▶ **Directions**
Reproduce the whole listing, keeping every character the same.

── Data supplied

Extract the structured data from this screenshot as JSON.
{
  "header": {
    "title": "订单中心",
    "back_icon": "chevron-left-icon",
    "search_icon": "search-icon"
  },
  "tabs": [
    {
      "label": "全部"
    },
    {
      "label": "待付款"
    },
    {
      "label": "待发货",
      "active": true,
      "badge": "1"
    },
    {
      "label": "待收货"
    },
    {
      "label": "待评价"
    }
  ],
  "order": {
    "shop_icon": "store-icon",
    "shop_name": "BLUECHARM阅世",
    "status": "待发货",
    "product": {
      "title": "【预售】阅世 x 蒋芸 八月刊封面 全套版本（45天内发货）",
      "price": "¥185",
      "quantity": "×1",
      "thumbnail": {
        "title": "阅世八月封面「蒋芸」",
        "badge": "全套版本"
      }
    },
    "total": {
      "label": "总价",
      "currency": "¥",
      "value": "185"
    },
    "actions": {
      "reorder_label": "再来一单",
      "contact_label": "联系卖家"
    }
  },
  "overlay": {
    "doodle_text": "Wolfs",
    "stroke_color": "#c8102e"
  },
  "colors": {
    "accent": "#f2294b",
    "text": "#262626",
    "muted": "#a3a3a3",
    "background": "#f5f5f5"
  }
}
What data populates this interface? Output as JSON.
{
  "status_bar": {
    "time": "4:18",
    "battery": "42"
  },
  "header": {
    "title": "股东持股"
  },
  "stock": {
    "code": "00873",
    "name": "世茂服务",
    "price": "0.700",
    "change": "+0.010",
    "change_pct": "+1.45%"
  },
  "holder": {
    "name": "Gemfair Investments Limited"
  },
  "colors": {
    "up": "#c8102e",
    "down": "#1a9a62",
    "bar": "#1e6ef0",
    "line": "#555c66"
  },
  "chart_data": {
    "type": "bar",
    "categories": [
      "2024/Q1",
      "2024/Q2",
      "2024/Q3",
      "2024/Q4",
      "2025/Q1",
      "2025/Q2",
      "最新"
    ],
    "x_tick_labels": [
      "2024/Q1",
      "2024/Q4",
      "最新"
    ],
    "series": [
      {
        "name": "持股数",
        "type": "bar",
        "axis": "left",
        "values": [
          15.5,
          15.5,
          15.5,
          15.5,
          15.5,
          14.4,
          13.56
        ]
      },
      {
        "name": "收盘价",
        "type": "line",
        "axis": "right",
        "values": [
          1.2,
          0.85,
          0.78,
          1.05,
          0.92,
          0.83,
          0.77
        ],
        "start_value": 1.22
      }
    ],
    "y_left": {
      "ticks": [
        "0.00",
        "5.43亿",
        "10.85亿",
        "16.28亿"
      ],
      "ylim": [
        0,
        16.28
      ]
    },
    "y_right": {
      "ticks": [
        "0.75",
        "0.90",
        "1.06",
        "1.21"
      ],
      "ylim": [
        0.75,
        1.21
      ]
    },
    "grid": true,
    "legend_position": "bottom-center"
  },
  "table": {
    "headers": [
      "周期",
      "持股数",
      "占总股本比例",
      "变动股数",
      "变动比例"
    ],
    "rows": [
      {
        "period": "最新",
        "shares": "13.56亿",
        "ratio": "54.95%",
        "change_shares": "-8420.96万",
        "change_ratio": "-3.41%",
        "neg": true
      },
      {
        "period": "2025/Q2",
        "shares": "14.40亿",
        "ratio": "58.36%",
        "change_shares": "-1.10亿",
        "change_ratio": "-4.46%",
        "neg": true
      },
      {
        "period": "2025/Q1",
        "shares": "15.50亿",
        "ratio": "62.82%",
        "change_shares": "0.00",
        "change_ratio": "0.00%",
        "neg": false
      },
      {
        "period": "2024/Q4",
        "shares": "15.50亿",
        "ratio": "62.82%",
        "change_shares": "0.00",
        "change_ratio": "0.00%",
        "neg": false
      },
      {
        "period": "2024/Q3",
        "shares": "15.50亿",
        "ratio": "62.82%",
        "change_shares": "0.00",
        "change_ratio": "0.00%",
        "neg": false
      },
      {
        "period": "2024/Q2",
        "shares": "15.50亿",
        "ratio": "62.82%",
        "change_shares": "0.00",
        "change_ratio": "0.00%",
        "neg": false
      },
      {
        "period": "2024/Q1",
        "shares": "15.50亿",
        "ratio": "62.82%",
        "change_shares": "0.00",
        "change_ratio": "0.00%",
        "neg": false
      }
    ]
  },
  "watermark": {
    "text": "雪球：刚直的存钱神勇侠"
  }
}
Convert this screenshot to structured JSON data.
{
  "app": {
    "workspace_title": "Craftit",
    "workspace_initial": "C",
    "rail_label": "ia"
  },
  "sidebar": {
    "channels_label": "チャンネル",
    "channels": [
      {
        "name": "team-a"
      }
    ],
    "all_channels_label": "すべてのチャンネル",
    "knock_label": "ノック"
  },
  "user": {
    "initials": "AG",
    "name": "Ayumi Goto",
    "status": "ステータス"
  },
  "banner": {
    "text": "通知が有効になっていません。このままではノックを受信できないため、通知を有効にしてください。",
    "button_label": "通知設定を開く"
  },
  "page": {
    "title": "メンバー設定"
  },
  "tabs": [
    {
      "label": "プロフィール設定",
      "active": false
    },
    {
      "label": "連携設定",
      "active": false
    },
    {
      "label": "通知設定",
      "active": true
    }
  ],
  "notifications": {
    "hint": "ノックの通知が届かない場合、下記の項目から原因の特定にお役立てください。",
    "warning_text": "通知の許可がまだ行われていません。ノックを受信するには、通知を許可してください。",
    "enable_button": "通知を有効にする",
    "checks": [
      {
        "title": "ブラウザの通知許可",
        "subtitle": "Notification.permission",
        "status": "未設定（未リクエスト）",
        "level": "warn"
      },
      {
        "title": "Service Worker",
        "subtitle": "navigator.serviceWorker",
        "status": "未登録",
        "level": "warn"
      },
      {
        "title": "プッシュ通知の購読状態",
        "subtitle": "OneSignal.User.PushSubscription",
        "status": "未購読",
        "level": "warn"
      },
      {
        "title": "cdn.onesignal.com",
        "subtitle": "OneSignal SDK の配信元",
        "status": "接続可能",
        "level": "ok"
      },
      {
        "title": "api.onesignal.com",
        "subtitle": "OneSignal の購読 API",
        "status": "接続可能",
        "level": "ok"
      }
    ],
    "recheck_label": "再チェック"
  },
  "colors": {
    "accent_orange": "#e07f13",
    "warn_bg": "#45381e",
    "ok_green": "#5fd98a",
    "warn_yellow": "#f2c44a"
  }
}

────

▶ **Written solution**
Extract the structured data from this screenshot as JSON.
{
  "header": {
    "title": "订单中心",
    "back_icon": "chevron-left-icon",
    "search_icon": "search-icon"
  },
  "tabs": [
    {
      "label": "全部"
    },
    {
      "label": "待付款"
    },
    {
      "label": "待发货",
      "active": true,
      "badge": "1"
    },
    {
      "label": "待收货"
    },
    {
      "label": "待评价"
    }
  ],
  "order": {
    "shop_icon": "store-icon",
    "shop_name": "BLUECHARM阅世",
    "status": "待发货",
    "product": {
      "title": "【预售】阅世 x 蒋芸 八月刊封面 全套版本（45天内发货）",
      "price": "¥185",
      "quantity": "×1",
      "thumbnail": {
        "title": "阅世八月封面「蒋芸」",
        "badge": "全套版本"
      }
    },
    "total": {
      "label": "总价",
      "currency": "¥",
      "value": "185"
    },
    "actions": {
      "reorder_label": "再来一单",
      "contact_label": "联系卖家"
    }
  },
  "overlay": {
    "doodle_text": "Wolfs",
    "stroke_color": "#c8102e"
  },
  "colors": {
    "accent": "#f2294b",
    "text": "#262626",
    "muted": "#a3a3a3",
    "background": "#f5f5f5"
  }
}
What data populates this interface? Output as JSON.
{
  "status_bar": {
    "time": "4:18",
    "battery": "42"
  },
  "header": {
    "title": "股东持股"
  },
  "stock": {
    "code": "00873",
    "name": "世茂服务",
    "price": "0.700",
    "change": "+0.010",
    "change_pct": "+1.45%"
  },
  "holder": {
    "name": "Gemfair Investments Limited"
  },
  "colors": {
    "up": "#c8102e",
    "down": "#1a9a62",
    "bar": "#1e6ef0",
    "line": "#555c66"
  },
  "chart_data": {
    "type": "bar",
    "categories": [
      "2024/Q1",
      "2024/Q2",
      "2024/Q3",
      "2024/Q4",
      "2025/Q1",
      "2025/Q2",
      "最新"
    ],
    "x_tick_labels": [
      "2024/Q1",
      "2024/Q4",
      "最新"
    ],
    "series": [
      {
        "name": "持股数",
        "type": "bar",
        "axis": "left",
        "values": [
          15.5,
          15.5,
          15.5,
          15.5,
          15.5,
          14.4,
          13.56
        ]
      },
      {
        "name": "收盘价",
        "type": "line",
        "axis": "right",
        "values": [
          1.2,
          0.85,
          0.78,
          1.05,
          0.92,
          0.83,
          0.77
        ],
        "start_value": 1.22
      }
    ],
    "y_left": {
      "ticks": [
        "0.00",
        "5.43亿",
        "10.85亿",
        "16.28亿"
      ],
      "ylim": [
        0,
        16.28
      ]
    },
    "y_right": {
      "ticks": [
        "0.75",
        "0.90",
        "1.06",
        "1.21"
      ],
      "ylim": [
        0.75,
        1.21
      ]
    },
    "grid": true,
    "legend_position": "bottom-center"
  },
  "table": {
    "headers": [
      "周期",
      "持股数",
      "占总股本比例",
      "变动股数",
      "变动比例"
    ],
    "rows": [
      {
        "period": "最新",
        "shares": "13.56亿",
        "ratio": "54.95%",
        "change_shares": "-8420.96万",
        "change_ratio": "-3.41%",
        "neg": true
      },
      {
        "period": "2025/Q2",
        "shares": "14.40亿",
        "ratio": "58.36%",
        "change_shares": "-1.10亿",
        "change_ratio": "-4.46%",
        "neg": true
      },
      {
        "period": "2025/Q1",
        "shares": "15.50亿",
        "ratio": "62.82%",
        "change_shares": "0.00",
        "change_ratio": "0.00%",
        "neg": false
      },
      {
        "period": "2024/Q4",
        "shares": "15.50亿",
        "ratio": "62.82%",
        "change_shares": "0.00",
        "change_ratio": "0.00%",
        "neg": false
      },
      {
        "period": "2024/Q3",
        "shares": "15.50亿",
        "ratio": "62.82%",
        "change_shares": "0.00",
        "change_ratio": "0.00%",
        "neg": false
      },
      {
        "period": "2024/Q2",
        "shares": "15.50亿",
        "ratio": "62.82%",
        "change_shares": "0.00",
        "change_ratio": "0.00%",
        "neg": false
      },
      {
        "period": "2024/Q1",
        "shares": "15.50亿",
        "ratio": "62.82%",
        "change_shares": "0.00",
        "change_ratio": "0.00%",
        "neg": false
      }
    ]
  },
  "watermark": {
    "text": "雪球：刚直的存钱神勇侠"
  }
}
Convert this screenshot to structured JSON data.
{
  "app": {
    "workspace_title": "Craftit",
    "workspace_initial": "C",
    "rail_label": "ia"
  },
  "sidebar": {
    "channels_label": "チャンネル",
    "channels": [
      {
        "name": "team-a"
      }
    ],
    "all_channels_label": "すべてのチャンネル",
    "knock_label": "ノック"
  },
  "user": {
    "initials": "AG",
    "name": "Ayumi Goto",
    "status": "ステータス"
  },
  "banner": {
    "text": "通知が有効になっていません。このままではノックを受信できないため、通知を有効にしてください。",
    "button_label": "通知設定を開く"
  },
  "page": {
    "title": "メンバー設定"
  },
  "tabs": [
    {
      "label": "プロフィール設定",
      "active": false
    },
    {
      "label": "連携設定",
      "active": false
    },
    {
      "label": "通知設定",
      "active": true
    }
  ],
  "notifications": {
    "hint": "ノックの通知が届かない場合、下記の項目から原因の特定にお役立てください。",
    "warning_text": "通知の許可がまだ行われていません。ノックを受信するには、通知を許可してください。",
    "enable_button": "通知を有効にする",
    "checks": [
      {
        "title": "ブラウザの通知許可",
        "subtitle": "Notification.permission",
        "status": "未設定（未リクエスト）",
        "level": "warn"
      },
      {
        "title": "Service Worker",
        "subtitle": "navigator.serviceWorker",
        "status": "未登録",
        "level": "warn"
      },
      {
        "title": "プッシュ通知の購読状態",
        "subtitle": "OneSignal.User.PushSubscription",
        "status": "未購読",
        "level": "warn"
      },
      {
        "title": "cdn.onesignal.com",
        "subtitle": "OneSignal SDK の配信元",
        "status": "接続可能",
        "level": "ok"
      },
      {
        "title": "api.onesignal.com",
        "subtitle": "OneSignal の購読 API",
        "status": "接続可能",
        "level": "ok"
      }
    ],
    "recheck_label": "再チェック"
  },
  "colors": {
    "accent_orange": "#e07f13",
    "warn_bg": "#45381e",
    "ok_green": "#5fd98a",
    "warn_yellow": "#f2c44a"
  }
}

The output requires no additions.